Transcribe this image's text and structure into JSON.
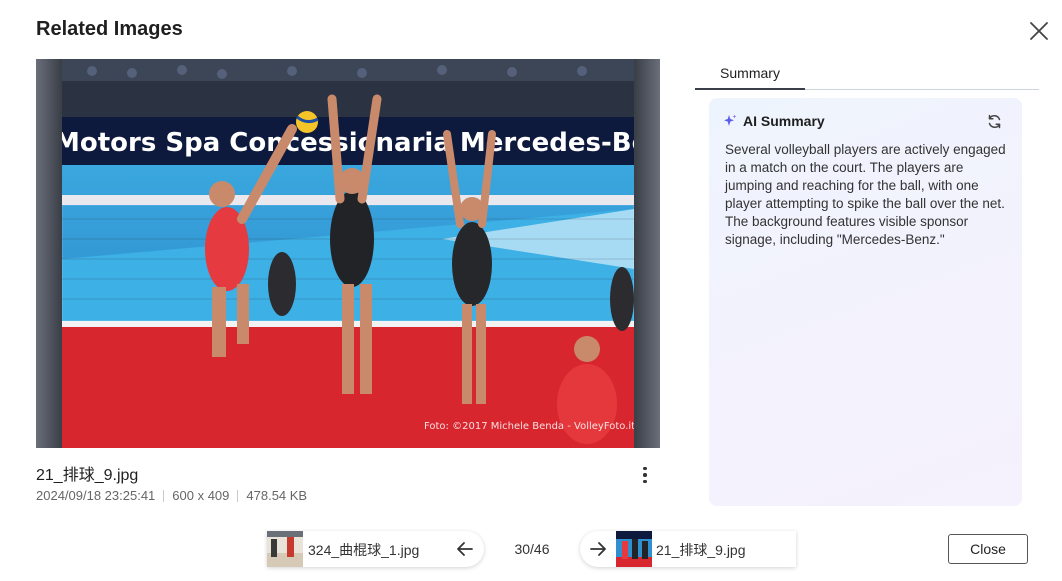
{
  "dialog": {
    "title": "Related Images",
    "close_button": "Close"
  },
  "image": {
    "file_name": "21_排球_9.jpg",
    "date": "2024/09/18 23:25:41",
    "dimensions": "600 x 409",
    "size": "478.54 KB",
    "photo_banner": "Motors Spa  Concessionaria Mercedes-Benz",
    "photo_credit": "Foto: ©2017 Michele Benda - VolleyFoto.it"
  },
  "tabs": [
    {
      "label": "Summary",
      "active": true
    }
  ],
  "summary": {
    "title": "AI Summary",
    "text": "Several volleyball players are actively engaged in a match on the court. The players are jumping and reaching for the ball, with one player attempting to spike the ball over the net. The background features visible sponsor signage, including \"Mercedes-Benz.\""
  },
  "navigation": {
    "prev_label": "324_曲棍球_1.jpg",
    "next_label": "21_排球_9.jpg",
    "position": "30/46"
  },
  "icons": {
    "close": "close-icon",
    "more": "more-vertical-icon",
    "sparkle": "sparkle-icon",
    "refresh": "refresh-icon",
    "arrow_left": "arrow-left-icon",
    "arrow_right": "arrow-right-icon"
  },
  "colors": {
    "accent_tab_underline": "#3a3f4a",
    "summary_bg": "#f1f3fd",
    "sparkle": "#5b5ee8"
  }
}
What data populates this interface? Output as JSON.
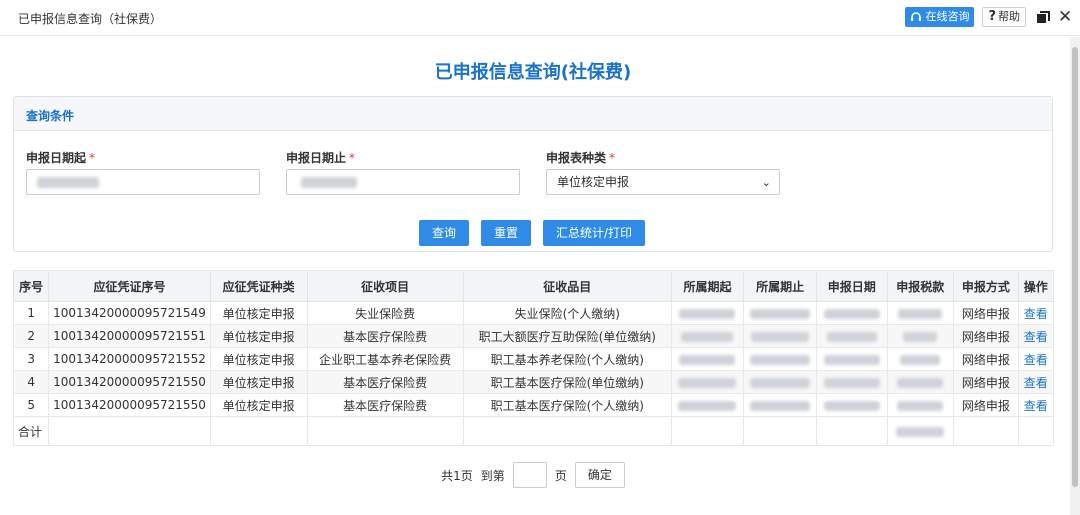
{
  "window": {
    "title": "已申报信息查询（社保费）",
    "online_label": "在线咨询",
    "help_label": "帮助"
  },
  "page": {
    "title": "已申报信息查询(社保费)"
  },
  "query": {
    "header": "查询条件",
    "date_start_label": "申报日期起",
    "date_end_label": "申报日期止",
    "form_type_label": "申报表种类",
    "required_mark": "*",
    "form_type_value": "单位核定申报",
    "buttons": {
      "search": "查询",
      "reset": "重置",
      "summary": "汇总统计/打印"
    }
  },
  "table": {
    "columns": [
      "序号",
      "应征凭证序号",
      "应征凭证种类",
      "征收项目",
      "征收品目",
      "所属期起",
      "所属期止",
      "申报日期",
      "申报税款",
      "申报方式",
      "操作"
    ],
    "rows": [
      {
        "seq": "1",
        "voucher": "10013420000095721549",
        "vtype": "单位核定申报",
        "item": "失业保险费",
        "subitem": "失业保险(个人缴纳)",
        "method": "网络申报",
        "action": "查看"
      },
      {
        "seq": "2",
        "voucher": "10013420000095721551",
        "vtype": "单位核定申报",
        "item": "基本医疗保险费",
        "subitem": "职工大额医疗互助保险(单位缴纳)",
        "method": "网络申报",
        "action": "查看"
      },
      {
        "seq": "3",
        "voucher": "10013420000095721552",
        "vtype": "单位核定申报",
        "item": "企业职工基本养老保险费",
        "subitem": "职工基本养老保险(个人缴纳)",
        "method": "网络申报",
        "action": "查看"
      },
      {
        "seq": "4",
        "voucher": "10013420000095721550",
        "vtype": "单位核定申报",
        "item": "基本医疗保险费",
        "subitem": "职工基本医疗保险(单位缴纳)",
        "method": "网络申报",
        "action": "查看"
      },
      {
        "seq": "5",
        "voucher": "10013420000095721550",
        "vtype": "单位核定申报",
        "item": "基本医疗保险费",
        "subitem": "职工基本医疗保险(个人缴纳)",
        "method": "网络申报",
        "action": "查看"
      }
    ],
    "total_label": "合计"
  },
  "pager": {
    "total_pages": "共1页",
    "goto_label": "到第",
    "page_unit": "页",
    "confirm": "确定"
  },
  "colors": {
    "accent": "#2f8be6",
    "title": "#1a73c9",
    "required": "#e4393c"
  }
}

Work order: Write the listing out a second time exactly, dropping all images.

Solution to this task:
Transcribe this image's text and structure into JSON.
{
  "dialog": {
    "title": "Related Images",
    "close_button": "Close"
  },
  "image": {
    "file_name": "21_排球_9.jpg",
    "date": "2024/09/18 23:25:41",
    "dimensions": "600 x 409",
    "size": "478.54 KB",
    "photo_banner": "Motors Spa  Concessionaria Mercedes-Benz",
    "photo_credit": "Foto: ©2017 Michele Benda - VolleyFoto.it"
  },
  "tabs": [
    {
      "label": "Summary",
      "active": true
    }
  ],
  "summary": {
    "title": "AI Summary",
    "text": "Several volleyball players are actively engaged in a match on the court. The players are jumping and reaching for the ball, with one player attempting to spike the ball over the net. The background features visible sponsor signage, including \"Mercedes-Benz.\""
  },
  "navigation": {
    "prev_label": "324_曲棍球_1.jpg",
    "next_label": "21_排球_9.jpg",
    "position": "30/46"
  },
  "icons": {
    "close": "close-icon",
    "more": "more-vertical-icon",
    "sparkle": "sparkle-icon",
    "refresh": "refresh-icon",
    "arrow_left": "arrow-left-icon",
    "arrow_right": "arrow-right-icon"
  },
  "colors": {
    "accent_tab_underline": "#3a3f4a",
    "summary_bg": "#f1f3fd",
    "sparkle": "#5b5ee8"
  }
}
What data populates this interface? Output as JSON.
{
  "window": {
    "title": "已申报信息查询（社保费）",
    "online_label": "在线咨询",
    "help_label": "帮助"
  },
  "page": {
    "title": "已申报信息查询(社保费)"
  },
  "query": {
    "header": "查询条件",
    "date_start_label": "申报日期起",
    "date_end_label": "申报日期止",
    "form_type_label": "申报表种类",
    "required_mark": "*",
    "form_type_value": "单位核定申报",
    "buttons": {
      "search": "查询",
      "reset": "重置",
      "summary": "汇总统计/打印"
    }
  },
  "table": {
    "columns": [
      "序号",
      "应征凭证序号",
      "应征凭证种类",
      "征收项目",
      "征收品目",
      "所属期起",
      "所属期止",
      "申报日期",
      "申报税款",
      "申报方式",
      "操作"
    ],
    "rows": [
      {
        "seq": "1",
        "voucher": "10013420000095721549",
        "vtype": "单位核定申报",
        "item": "失业保险费",
        "subitem": "失业保险(个人缴纳)",
        "method": "网络申报",
        "action": "查看"
      },
      {
        "seq": "2",
        "voucher": "10013420000095721551",
        "vtype": "单位核定申报",
        "item": "基本医疗保险费",
        "subitem": "职工大额医疗互助保险(单位缴纳)",
        "method": "网络申报",
        "action": "查看"
      },
      {
        "seq": "3",
        "voucher": "10013420000095721552",
        "vtype": "单位核定申报",
        "item": "企业职工基本养老保险费",
        "subitem": "职工基本养老保险(个人缴纳)",
        "method": "网络申报",
        "action": "查看"
      },
      {
        "seq": "4",
        "voucher": "10013420000095721550",
        "vtype": "单位核定申报",
        "item": "基本医疗保险费",
        "subitem": "职工基本医疗保险(单位缴纳)",
        "method": "网络申报",
        "action": "查看"
      },
      {
        "seq": "5",
        "voucher": "10013420000095721550",
        "vtype": "单位核定申报",
        "item": "基本医疗保险费",
        "subitem": "职工基本医疗保险(个人缴纳)",
        "method": "网络申报",
        "action": "查看"
      }
    ],
    "total_label": "合计"
  },
  "pager": {
    "total_pages": "共1页",
    "goto_label": "到第",
    "page_unit": "页",
    "confirm": "确定"
  },
  "colors": {
    "accent": "#2f8be6",
    "title": "#1a73c9",
    "required": "#e4393c"
  }
}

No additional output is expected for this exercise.